UPDATE (Dec. 21, 2020): According to an NPCSC spokesperson, the NPCSC will continue deliberating the draft revision to the Rural Revitalization Promotion Law and the draft Coast Guard law in 2021. These two bills thus will not pass at this NPCSC session.
On Friday, November 27, the Council of Chairpersons took the unusual step of announcing the next NPC Standing Committee (NPCSC) session almost a month in advance. It decided that the 13th NPCSC will convene for its 24th session from December 22 and 26 and tentatively placed a whopping 18 legislative bills on the agenda, including 16 draft laws and 2 draft decisions. There is a little something for everyone: the bills touch on issues ranging from criminal justice to military affairs, from trade and intellectual property to maritime issues. A quick preview of the session follows.
Eight bills return for further review.
First, the draft amendments to the NPC Organic Law [全国人民代表大会组织法] and the NPC Rules of Procedure [全国人民代表大会议事规则] will return for their second review. We expect the NPCSC to submit the two bills to next year’s NPC session for a final review on the last day of its session next month.
Second, the draft Yangtze River Protection Law [长江保护法], draft Criminal Law Amendment (XI) [刑法修正案（十一）], and draft revision to the Juvenile Delinquency Prevention Law [预防未成年人犯罪法] will return for their third review. While all three will most likely pass next month, we would not rule out the possibility of a fourth and final review for the juvenile delinquency bill.
Third, the draft Rural Revitalization Promotion Law [乡村振兴促进法], draft Coast Guard Law [海警法], and draft revision to the National Defense Law [国防法] will also return for a second round of deliberations. All three are likely to pass, but a third and final review for each is also possible.
We will offer summaries of any bill adopted at the session next month.
The NPCSC will consider eight new bills next month.
First, the Council of Chairpersons submitted the following three bills:
- a draft Hainan Free Trade Port Law [海南自由贸易港法], which would provide legal support for the authorities’ plan to turn the Hainan Island into a free trade port;
- a draft Anti–Food Waste Law [反食品浪费法], which comes after Xi Jinping called the issue of food waste in China “shocking and distressing” and stressed the need for legislation and long-term mechanisms to stop food waste; and
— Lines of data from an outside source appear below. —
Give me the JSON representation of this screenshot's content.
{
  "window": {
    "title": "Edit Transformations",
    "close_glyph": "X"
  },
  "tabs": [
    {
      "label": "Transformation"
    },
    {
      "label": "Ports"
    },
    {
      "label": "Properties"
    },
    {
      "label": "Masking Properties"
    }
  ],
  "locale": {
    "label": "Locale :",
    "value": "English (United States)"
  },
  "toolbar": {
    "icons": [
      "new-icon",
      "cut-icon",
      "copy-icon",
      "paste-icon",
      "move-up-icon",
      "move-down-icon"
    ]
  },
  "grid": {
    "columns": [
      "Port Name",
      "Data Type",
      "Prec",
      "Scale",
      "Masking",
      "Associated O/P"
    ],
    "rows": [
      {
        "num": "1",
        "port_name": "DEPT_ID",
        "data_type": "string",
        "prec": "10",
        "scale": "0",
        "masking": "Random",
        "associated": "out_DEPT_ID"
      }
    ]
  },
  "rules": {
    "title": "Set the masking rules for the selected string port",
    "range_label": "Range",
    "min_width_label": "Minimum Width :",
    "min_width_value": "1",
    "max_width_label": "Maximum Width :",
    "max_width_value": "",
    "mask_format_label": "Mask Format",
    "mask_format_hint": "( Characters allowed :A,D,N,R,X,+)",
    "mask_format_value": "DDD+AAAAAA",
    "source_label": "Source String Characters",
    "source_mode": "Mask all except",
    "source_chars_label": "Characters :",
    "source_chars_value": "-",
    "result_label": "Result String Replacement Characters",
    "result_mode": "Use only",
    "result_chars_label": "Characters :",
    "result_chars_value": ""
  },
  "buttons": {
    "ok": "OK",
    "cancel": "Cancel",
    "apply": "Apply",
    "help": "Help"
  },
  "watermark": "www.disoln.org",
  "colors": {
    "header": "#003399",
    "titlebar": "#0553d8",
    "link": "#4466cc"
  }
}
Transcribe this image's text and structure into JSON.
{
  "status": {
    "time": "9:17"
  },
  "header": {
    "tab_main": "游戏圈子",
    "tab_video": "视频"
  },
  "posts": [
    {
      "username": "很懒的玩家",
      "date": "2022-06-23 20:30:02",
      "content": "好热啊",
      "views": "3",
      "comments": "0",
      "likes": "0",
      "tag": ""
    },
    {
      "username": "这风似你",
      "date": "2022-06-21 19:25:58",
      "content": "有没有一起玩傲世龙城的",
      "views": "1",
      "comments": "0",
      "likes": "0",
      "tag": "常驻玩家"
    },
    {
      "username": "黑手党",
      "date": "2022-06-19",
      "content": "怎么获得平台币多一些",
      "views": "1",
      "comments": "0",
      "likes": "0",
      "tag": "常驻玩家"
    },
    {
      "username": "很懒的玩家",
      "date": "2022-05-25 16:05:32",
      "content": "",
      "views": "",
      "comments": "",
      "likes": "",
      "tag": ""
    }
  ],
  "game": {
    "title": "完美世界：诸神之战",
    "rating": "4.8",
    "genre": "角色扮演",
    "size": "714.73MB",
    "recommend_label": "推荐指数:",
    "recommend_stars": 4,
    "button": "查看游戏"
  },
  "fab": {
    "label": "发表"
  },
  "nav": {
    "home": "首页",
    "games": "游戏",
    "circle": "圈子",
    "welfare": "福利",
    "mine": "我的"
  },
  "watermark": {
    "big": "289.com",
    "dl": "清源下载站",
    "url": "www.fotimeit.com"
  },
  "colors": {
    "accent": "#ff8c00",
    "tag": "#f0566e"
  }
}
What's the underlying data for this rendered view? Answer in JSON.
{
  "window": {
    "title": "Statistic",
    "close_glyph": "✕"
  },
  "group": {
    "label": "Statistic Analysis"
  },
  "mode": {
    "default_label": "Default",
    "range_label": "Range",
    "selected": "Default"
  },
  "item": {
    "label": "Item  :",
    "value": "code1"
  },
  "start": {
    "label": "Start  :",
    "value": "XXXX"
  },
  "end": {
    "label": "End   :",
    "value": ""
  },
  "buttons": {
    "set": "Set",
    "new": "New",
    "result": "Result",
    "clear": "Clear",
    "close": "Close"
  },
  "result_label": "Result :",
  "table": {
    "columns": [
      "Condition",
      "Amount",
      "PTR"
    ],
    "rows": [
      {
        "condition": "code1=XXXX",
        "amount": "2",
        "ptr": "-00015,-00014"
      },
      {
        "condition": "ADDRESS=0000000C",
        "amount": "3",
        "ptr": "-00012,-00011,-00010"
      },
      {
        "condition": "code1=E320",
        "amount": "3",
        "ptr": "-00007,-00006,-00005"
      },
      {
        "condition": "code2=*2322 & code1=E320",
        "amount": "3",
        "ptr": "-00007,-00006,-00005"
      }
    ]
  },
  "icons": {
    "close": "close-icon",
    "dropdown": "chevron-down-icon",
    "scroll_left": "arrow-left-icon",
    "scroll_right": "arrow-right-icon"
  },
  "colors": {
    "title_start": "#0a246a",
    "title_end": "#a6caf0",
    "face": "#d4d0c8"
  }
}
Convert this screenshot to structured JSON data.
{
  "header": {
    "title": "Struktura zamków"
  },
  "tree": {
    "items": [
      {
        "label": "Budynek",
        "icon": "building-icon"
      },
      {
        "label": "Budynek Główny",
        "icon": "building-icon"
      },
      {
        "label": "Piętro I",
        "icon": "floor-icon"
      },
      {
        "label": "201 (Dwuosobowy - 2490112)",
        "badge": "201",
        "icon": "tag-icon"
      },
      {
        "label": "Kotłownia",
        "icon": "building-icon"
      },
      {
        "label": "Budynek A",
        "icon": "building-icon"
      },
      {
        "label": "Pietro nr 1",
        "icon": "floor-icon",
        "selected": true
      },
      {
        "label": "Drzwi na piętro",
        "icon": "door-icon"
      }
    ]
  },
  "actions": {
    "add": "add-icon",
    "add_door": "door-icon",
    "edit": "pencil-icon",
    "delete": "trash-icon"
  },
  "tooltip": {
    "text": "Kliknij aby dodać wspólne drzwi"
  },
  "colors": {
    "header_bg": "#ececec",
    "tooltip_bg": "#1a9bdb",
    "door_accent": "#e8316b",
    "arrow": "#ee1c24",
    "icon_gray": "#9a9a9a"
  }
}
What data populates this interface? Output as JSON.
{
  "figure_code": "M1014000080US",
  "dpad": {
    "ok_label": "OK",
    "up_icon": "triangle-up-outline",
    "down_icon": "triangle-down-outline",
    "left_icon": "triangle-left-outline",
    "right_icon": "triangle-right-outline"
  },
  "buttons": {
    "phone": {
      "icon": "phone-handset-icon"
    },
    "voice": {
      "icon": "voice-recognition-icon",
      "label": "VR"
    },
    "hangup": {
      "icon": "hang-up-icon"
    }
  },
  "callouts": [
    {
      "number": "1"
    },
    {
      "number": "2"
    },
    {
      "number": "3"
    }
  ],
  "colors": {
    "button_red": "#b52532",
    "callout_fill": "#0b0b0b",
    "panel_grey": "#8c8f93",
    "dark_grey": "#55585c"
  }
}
- a draft Anti–Organized Crime Law [反有组织犯罪法], which would will likely codify the measures taken during the ongoing campaign to “clear out underworld forces” [扫黑除恶].
Second, the NPC Supervisory and Judicial Affairs Committee submitted a draft Supervisors Law [监察官法]. The so-called “supervisors” [监察官] are the state employees who staff the supervision commissions and exercise the supervisory power—basically, the power to investigate conduct abusing public office and hand out sanctions. This bill would implement an article in the 2018 Supervision Law [监察法] providing that the ranks, appointments and removals, evaluations, and promotions of supervisors are to be separately prescribed by law.
Third, the State Council submitted a draft revision to the Maritime Traffic Safety Law [海上交通安全法]. This bill would be the first major update of the statute since its enactment in 1983. Together with the pending Coast Guard Law, the bill would lay down rules with implications for China’s maritime claims in the East and South China Seas. A previous version of the draft revision has been criticized for being incompatible in certain aspects with international maritime law.
Finally, the State Council and the Central Military Commission jointly submitted three military-related bills:
- a draft revision to the Military Service Law [兵役法];
- a draft revision to the Military Facilities Protection Law [军事设施保护法]; and
- a draft Law on the Protection of the Status, Rights, and Interests of Military Personnel [军人地位和权益保障法].
Along with the pending National Defense Law revision and the recently enacted Veterans Support Law [退役军人保障法], these bills reflect a concerted effort to update China’s military statutes, with a particular emphasis on offering more protections for China’s servicemembers and veterans.
All these new bills will likely pass after three reviews.
Two draft decisions have also been submitted for review.
The first, submitted by the Council of Chairpersons, is a decision on strengthening the oversight of state assets management. It would likely codify two 2019 official documents on the NPCSC’s oversight of the State Council’s management of state assets. We have discussed the documents in this post.
The second, submitted by the Supreme People’s Court, would create a specialized Hainan Free Trade Port Intellectual Property Court, likely at the intermediate level. It would be China’s fourth intellectual property court, after ones in Beijing, Shanghai, and Guangzhou, established in 2014.
We expect the NPCSC to approve both decisions next month.
Next month, the NPCSC will also adopt a decision to convene the 2021 NPC session. And we expect it to hear a report by the Legislative Affairs Commission on its effort to record and review sub-statutory documents in 2020.
Correction (Nov. 29, 2020): A previous version of this post mistakenly stated that the Council of Chairpersons submitted both draft decisions.